  10. Think about the ways in which you would like to grow as a parent, and consider what needs to happen to support your journey. We invest so much time and effort into our children’s experiences as homeschoolers; it is just as important to consider our own experiences and how we can have a healthy, happy homeschooling journey alongside our children.

THE AUGUST ECLIPSE!!

Solar and Lunar Eclipses Worldwide

Solar and Lunar Eclipses Worldwide

Hello! Here in New England we have had a good summer and it isn’t over yet! There are still weeks to go in August of lazy summer days and cool nights. Here at Oak Meadow one event we are all looking forward to is the upcoming eclipse on August 21, 2017. The following is a quick blast of great information from DeeDee Hughes, our Oak Meadow colleague:

Hi Folks,

We are all a little eclipse-crazy here in Corvallis, Oregon since we are in the “zone of totality” for viewing the total solar eclipse on August 21. I did some research and found this cool interactive map that shows the path of eclipses for years to come. I found a page where you can type in a city name and see what the eclipse will look like from there–I couldn’t resist checking out where friends and family members live. It’s fun to compare different places:  

Brattleboro VT

Santa Cruz CA

Corvallis OR

Seems like everyone in the country will be seeing something cool. Oh, and this article has good info about the solar eclipse glasses and how to tell if you have safe ones. 

I was wondering why the upcoming eclipse is being called “Eclipse of the Century” when they happen all the time, so I dug deeper. A total solar eclipse is different than an annular eclipse, but both have the moon lined up exactly in between Earth and the sun. In an annular eclipse, the moon moves fully in front of the sun but because the moon is further from the Earth at that time, there will be a “ring of fire” seen around the moon, rather than having the moon block the sun entirely the way it does in a total solar eclipse. The difference between an annular and a total solar eclipse is the distance between the moon and Earth. Here’s an article with a cool “ring of fire” photo. 

That’s my two cents on cool eclipse fun!
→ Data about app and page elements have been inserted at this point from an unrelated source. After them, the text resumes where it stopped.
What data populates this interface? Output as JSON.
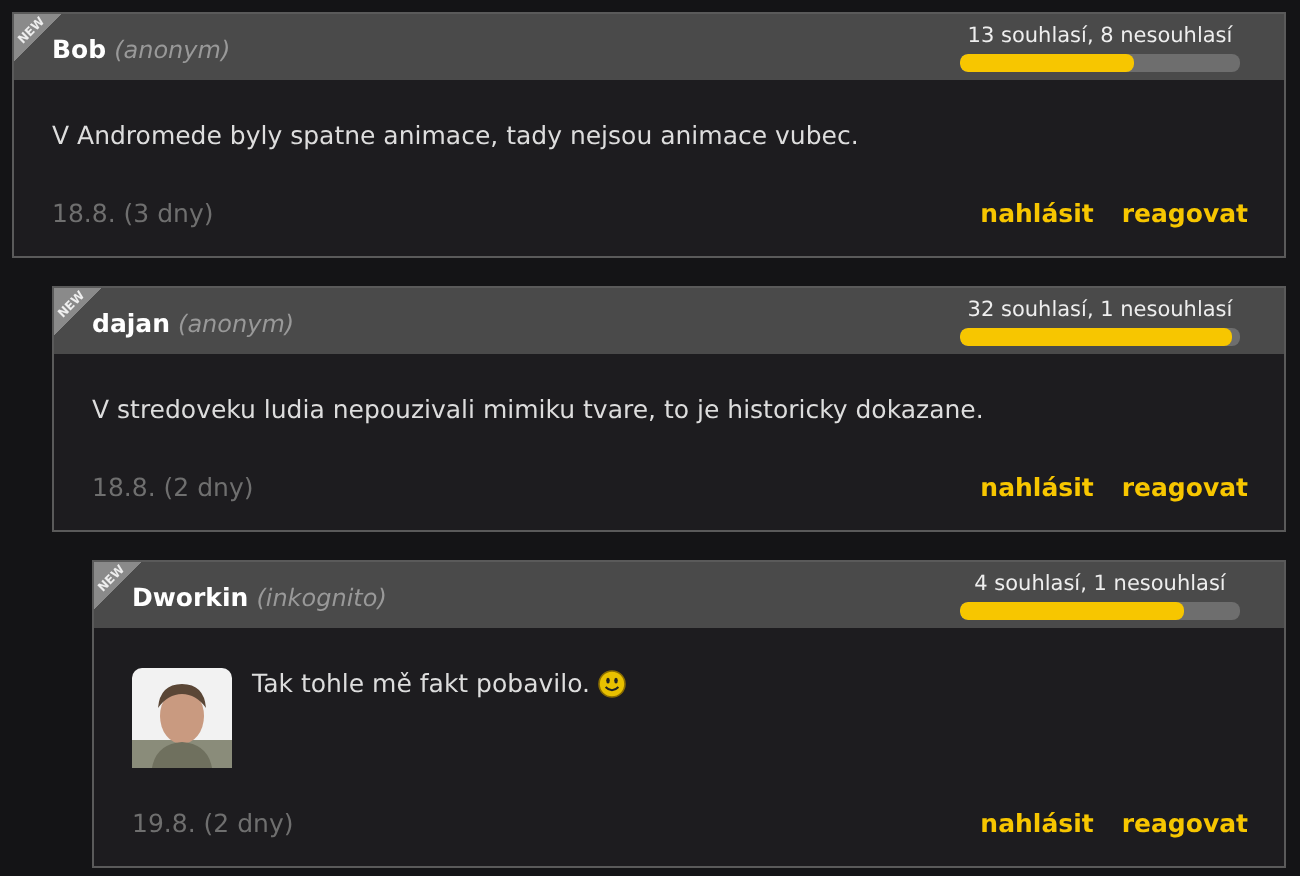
{
  "comments": [
    {
      "badge": "NEW",
      "is_new": true,
      "name": "Bob",
      "alias": "(anonym)",
      "votes": "13 souhlasí, 8 nesouhlasí",
      "level": 0.62,
      "text": "V Andromede byly spatne animace, tady nejsou animace vubec.",
      "date": "18.8. (3 dny)",
      "actions": [
        "nahlásit",
        "reagovat"
      ],
      "children": [
        {
          "badge": "NEW",
          "is_new": true,
          "name": "dajan",
          "alias": "(anonym)",
          "votes": "32 souhlasí, 1 nesouhlasí",
          "level": 0.97,
          "text": "V stredoveku ludia nepouzivali mimiku tvare, to je historicky dokazane.",
          "date": "18.8. (2 dny)",
          "actions": [
            "nahlásit",
            "reagovat"
          ],
          "children": [
            {
              "badge": "NEW",
              "is_new": true,
              "name": "Dworkin",
              "alias": "(inkognito)",
              "votes": "4 souhlasí, 1 nesouhlasí",
              "level": 0.8,
              "text": "Tak tohle mě fakt pobavilo.",
              "emoticon": true,
              "date": "19.8. (2 dny)",
              "actions": [
                "nahlásit",
                "reagovat"
              ]
            }
          ]
        }
      ]
    }
  ]
}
DD

I’ll also add that EARTHSKY has a very good “Eclipse Day” checklist for getting ready for viewing. Be prepared, have fun, and enjoy the “Eclipse of the Century” with family and friends!